§ **WHAT TO WORK ON**
For the entries below, how many lines contain the word "label"? Reply with the number and nothing else.
------------------------------------------------
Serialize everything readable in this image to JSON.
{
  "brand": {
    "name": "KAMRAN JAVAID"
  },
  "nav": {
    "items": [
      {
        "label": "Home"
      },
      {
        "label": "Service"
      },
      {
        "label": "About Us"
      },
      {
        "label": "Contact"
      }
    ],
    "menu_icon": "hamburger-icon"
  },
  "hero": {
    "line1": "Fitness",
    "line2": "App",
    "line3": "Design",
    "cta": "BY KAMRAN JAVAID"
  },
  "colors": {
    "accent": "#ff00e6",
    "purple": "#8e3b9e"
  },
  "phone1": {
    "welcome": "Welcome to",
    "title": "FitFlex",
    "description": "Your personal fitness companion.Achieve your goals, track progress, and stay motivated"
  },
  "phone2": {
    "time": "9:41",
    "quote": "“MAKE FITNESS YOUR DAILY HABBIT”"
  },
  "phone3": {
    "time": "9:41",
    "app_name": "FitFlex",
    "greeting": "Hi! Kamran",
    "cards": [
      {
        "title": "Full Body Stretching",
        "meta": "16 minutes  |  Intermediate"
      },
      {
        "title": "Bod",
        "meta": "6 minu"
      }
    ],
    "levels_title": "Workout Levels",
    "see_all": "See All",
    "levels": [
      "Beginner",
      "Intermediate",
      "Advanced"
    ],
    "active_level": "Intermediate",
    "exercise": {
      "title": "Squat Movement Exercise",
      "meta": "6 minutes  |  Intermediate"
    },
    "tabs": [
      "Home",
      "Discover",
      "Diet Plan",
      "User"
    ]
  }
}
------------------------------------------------
§ **WRITTEN REPLY**
4